If you store the prediction results, then the prediction statistics are in the worksheet. If you enter settings for the predictors, then the results are in the output pane. The results in the output pane include the regression equation, the settings for the predictors, and the Prediction table.
Use the regression equation to describe the relationship between the response and the terms in the model. The regression equation is an algebraic representation of the regression line. The regression equation for the linear model takes the following form: Y= b0 + b1x1. In the regression equation, Y is the response variable, b0 is the constant or intercept, b1 is the estimated coefficient for the linear term (also known as the slope of the line), and x1 is the value of the term.
The regression equation with more than one term takes the following form:
y = b0 + b1X1 + b2X2 + ... + bkXk
Minitab uses the equation and the variable settings to calculate the fit.
Minitab uses the regression equation and the variable settings to calculate the fit. If the variable settings are unusual compared to the data that was used to estimate the model, a warning is displayed below the prediction.
Use the variable settings table to verify that you performed the analysis as you intended.
Fitted values are also called fits or . The fitted values are point estimates of the mean response for given values of the predictors. The values of the predictors are also called x-values. Minitab uses the regression equation and the variable settings to calculate the fit.
Fitted values are calculated by entering x-values into the model equation for a response variable.
For example, if the equation is y = 5 + 10x, the fitted value for the x-value, 2, is 25 (25 = 5 + 10(2)).
The standard error of the fit (SE fit) estimates the variation in the estimated mean response for the specified variable settings. The calculation of the confidence interval for the mean response uses the standard error of the fit. Standard errors are always non-negative.
Use the standard error of the fit to measure the precision of the estimate of the mean response. The smaller the standard error, the more precise the predicted mean response. For example, an analyst develops a model to predict delivery time. For one set of variable settings, the model predicts a mean delivery time of 3.80 days. The standard error of the fit for these settings is 0.08 days. For a second set of variable settings, the model produces the same mean delivery time with a standard error of the fit of 0.02 days. The analyst can be more confident that the mean delivery time for the second set of variable settings is close to 3.80 days.
With the fitted value, you can use the standard error of the fit to create a confidence interval for the mean response. For example, depending on the number of degrees of freedom, a 95% confidence interval extends approximately two standard errors above and below the predicted mean. For the delivery times, the 95% confidence interval for the predicted mean of 3.80 days when the standard error is 0.08 is (3.64, 3.96) days. You can be 95% confident that the population mean is within this range. When the standard error is 0.02, the 95% confidence interval is (3.76, 3.84) days. The confidence interval for the second set of variable settings is narrower because the standard error is smaller.

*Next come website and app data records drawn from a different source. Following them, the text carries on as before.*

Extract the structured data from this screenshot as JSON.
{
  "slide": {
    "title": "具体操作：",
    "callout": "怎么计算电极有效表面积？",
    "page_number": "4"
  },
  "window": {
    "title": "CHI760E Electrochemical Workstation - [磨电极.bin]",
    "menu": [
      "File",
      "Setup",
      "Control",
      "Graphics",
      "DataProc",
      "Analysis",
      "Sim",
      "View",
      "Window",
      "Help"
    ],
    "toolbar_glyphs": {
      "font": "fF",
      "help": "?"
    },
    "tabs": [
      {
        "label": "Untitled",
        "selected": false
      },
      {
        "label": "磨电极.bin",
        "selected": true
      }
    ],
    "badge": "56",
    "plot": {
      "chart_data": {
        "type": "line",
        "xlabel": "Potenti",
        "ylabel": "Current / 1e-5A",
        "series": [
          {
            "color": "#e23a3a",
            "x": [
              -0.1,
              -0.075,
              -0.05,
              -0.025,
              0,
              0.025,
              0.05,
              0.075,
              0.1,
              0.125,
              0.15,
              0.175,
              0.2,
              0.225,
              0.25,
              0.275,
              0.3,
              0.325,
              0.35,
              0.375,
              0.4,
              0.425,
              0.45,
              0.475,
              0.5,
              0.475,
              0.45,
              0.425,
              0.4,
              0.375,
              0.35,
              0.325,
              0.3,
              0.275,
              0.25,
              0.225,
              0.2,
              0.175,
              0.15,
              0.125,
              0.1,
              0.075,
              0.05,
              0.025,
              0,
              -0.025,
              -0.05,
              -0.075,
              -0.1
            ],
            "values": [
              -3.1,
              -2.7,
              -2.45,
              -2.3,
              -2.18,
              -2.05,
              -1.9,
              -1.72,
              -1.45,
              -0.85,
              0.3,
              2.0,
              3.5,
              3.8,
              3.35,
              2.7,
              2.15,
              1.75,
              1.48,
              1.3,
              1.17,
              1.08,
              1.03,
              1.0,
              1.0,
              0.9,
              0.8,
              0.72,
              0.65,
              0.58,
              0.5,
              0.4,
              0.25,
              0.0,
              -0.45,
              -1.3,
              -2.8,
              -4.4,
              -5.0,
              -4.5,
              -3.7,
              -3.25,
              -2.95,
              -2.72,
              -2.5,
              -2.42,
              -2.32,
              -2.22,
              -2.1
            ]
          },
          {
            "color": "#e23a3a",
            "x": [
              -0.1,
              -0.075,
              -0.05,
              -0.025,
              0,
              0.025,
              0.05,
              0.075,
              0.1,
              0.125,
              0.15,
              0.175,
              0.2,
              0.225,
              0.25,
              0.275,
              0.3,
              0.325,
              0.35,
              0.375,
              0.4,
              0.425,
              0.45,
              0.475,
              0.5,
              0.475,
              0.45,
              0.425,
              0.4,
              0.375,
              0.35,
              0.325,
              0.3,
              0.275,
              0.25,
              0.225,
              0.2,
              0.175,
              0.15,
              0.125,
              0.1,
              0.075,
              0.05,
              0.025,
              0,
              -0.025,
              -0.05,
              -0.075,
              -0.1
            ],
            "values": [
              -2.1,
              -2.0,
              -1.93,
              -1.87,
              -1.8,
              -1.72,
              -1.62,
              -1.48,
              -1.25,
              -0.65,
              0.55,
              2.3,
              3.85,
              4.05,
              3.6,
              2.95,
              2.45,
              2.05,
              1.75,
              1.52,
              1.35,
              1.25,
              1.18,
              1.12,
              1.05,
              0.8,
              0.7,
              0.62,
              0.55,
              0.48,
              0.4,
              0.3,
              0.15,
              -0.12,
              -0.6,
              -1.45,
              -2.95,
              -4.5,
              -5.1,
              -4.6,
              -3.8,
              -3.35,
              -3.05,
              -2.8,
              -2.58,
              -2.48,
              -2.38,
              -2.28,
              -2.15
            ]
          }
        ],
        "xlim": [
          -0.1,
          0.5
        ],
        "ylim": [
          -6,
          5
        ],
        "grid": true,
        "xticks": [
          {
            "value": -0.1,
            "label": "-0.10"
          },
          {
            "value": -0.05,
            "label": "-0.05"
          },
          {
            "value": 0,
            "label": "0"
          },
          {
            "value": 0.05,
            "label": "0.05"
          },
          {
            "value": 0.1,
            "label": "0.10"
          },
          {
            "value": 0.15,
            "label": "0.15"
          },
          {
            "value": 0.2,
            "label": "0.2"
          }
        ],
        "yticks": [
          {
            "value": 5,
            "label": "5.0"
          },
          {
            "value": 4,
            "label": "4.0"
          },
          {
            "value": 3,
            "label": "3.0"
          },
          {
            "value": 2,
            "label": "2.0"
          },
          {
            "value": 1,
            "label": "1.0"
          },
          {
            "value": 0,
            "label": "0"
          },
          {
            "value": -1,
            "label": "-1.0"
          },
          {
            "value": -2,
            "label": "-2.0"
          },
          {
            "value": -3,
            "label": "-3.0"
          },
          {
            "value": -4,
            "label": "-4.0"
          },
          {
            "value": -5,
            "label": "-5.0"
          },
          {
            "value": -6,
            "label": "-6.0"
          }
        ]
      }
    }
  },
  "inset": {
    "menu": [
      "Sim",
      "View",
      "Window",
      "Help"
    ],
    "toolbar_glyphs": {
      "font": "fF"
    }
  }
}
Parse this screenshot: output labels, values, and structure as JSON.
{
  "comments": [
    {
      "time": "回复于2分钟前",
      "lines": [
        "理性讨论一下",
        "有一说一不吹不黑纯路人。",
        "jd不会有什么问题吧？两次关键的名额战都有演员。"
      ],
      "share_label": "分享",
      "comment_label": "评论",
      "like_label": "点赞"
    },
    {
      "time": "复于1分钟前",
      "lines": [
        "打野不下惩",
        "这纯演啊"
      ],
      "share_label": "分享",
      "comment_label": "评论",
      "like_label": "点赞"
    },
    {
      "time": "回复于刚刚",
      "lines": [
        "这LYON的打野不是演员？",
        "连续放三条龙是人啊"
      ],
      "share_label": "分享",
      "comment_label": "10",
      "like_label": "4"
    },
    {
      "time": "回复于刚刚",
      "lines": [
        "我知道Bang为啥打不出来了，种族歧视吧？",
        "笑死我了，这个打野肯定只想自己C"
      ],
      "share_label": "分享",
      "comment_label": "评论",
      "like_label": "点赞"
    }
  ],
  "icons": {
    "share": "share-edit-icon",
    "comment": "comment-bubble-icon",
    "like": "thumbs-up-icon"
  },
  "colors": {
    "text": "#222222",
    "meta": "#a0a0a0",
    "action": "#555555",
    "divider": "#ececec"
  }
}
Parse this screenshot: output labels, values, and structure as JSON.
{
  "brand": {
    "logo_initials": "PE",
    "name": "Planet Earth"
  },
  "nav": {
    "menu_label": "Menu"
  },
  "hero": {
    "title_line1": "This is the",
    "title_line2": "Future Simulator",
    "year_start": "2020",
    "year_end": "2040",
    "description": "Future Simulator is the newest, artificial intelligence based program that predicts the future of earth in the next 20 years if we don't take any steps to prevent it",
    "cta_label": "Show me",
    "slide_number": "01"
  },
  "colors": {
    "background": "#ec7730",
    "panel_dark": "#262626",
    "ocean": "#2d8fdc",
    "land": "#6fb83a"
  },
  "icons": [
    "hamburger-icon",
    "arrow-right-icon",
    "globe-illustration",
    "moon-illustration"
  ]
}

The confidence interval for the fit provides a range of likely values for the mean response given the specified settings of the predictors.
Use the confidence interval to assess the estimate of the fitted value for the observed values of the variables.
For example, with a 95% confidence level, you can be 95% confident that the confidence interval contains the population mean for the specified values of the variables in the model. The confidence interval helps you assess the practical significance of your results. Use your specialized knowledge to determine whether the confidence interval includes values that have practical significance for your situation. A wide confidence interval indicates that you can be less confident about the mean of future values. If the interval is too wide to be useful, consider increasing your sample size.
The prediction interval is a range that is likely to contain a single future response for a selected combination of variable settings.
Use the prediction intervals (PI) to assess the precision of the predictions. The prediction intervals help you assess the practical significance of your results. If a prediction interval extends outside of acceptable boundaries, the predictions might not be sufficiently precise for your requirements.
With a 95% PI, you can be 95% confident that a single response will be contained in the interval given the settings of the predictors that you specified. The prediction interval is always wider than the confidence interval because of the added uncertainty involved in predicting a single response versus the mean response.
For example, a materials engineer at a furniture manufacturer develops a simple regression model to predict the stiffness of particleboard from the density of the board. The engineer verifies that the model meets the assumptions of the analysis. Then, the analyst uses the model to predict the stiffness.
The regression equation predicts that the stiffness for a new observation with a density of 25 is -21.53 + 3.541*25, or 66.995. Although such an observation is unlikely to have a stiffness of exactly 66.995, the prediction interval indicates that the engineer can be 95% confident that the actual value will be between approximately 48 and 86.